20 A.L.R.2d 918 (1950).

We agree with the district judge that an action for contribution is essentially a
tort claim, not only because it arises from the alleged commission of a tort, but
because of the nature of the proof necessary to sustain it. There is nothing in the
legislative history of 1391 (f) to suggest that it be limited to an action such as
one which might have been brought by a person, not a citizen of Virginia,
injured in the Western District of Virginia against two tortfeasors, neither of
whom was a citizen of Virginia; and, indeed, the express purpose of Congress
to simplify trial procedure in tort cases between non-residents by permitting as
a forum for litigation the jurisdiction where the witnesses would most likely be
readily available would be served by treating a suit for contribution as an
"action on a tort claim." We so hold.

The McKay case, supra, is not in conflict; it was concerned with state policy
and state law and involved no question of federal policy of any concern to
Virginia. McKay, however, does dispose of Davis' defense of limitations since it
is not disputed that the suit was instituted within three years after North River
settled the litigation instituted for death and personal injuries.

We need not discuss Davis' other contentions. They were correctly disposed of
by the district judge in his opinion denying Davis' motion for judgment n. o. v.
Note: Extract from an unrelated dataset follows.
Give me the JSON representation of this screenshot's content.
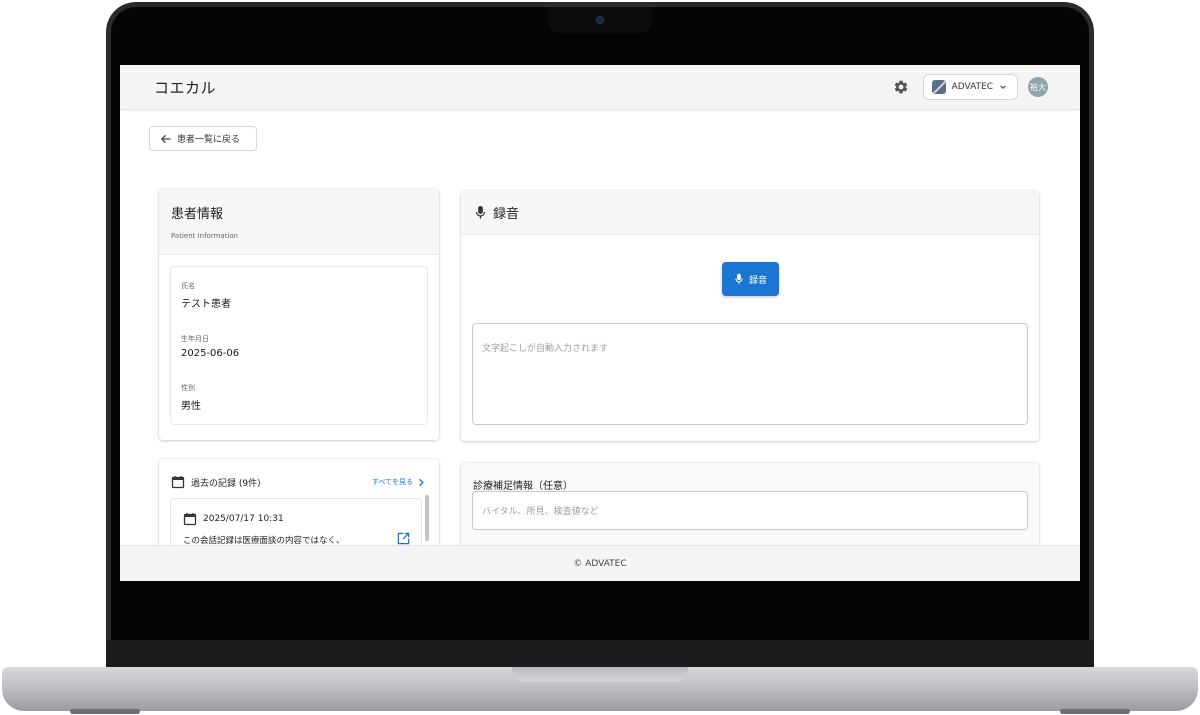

28 U.S.C.A. 1391(f) has now been repealed and its provisions made part of
28 U.S.C.A. 1391(a) and (b)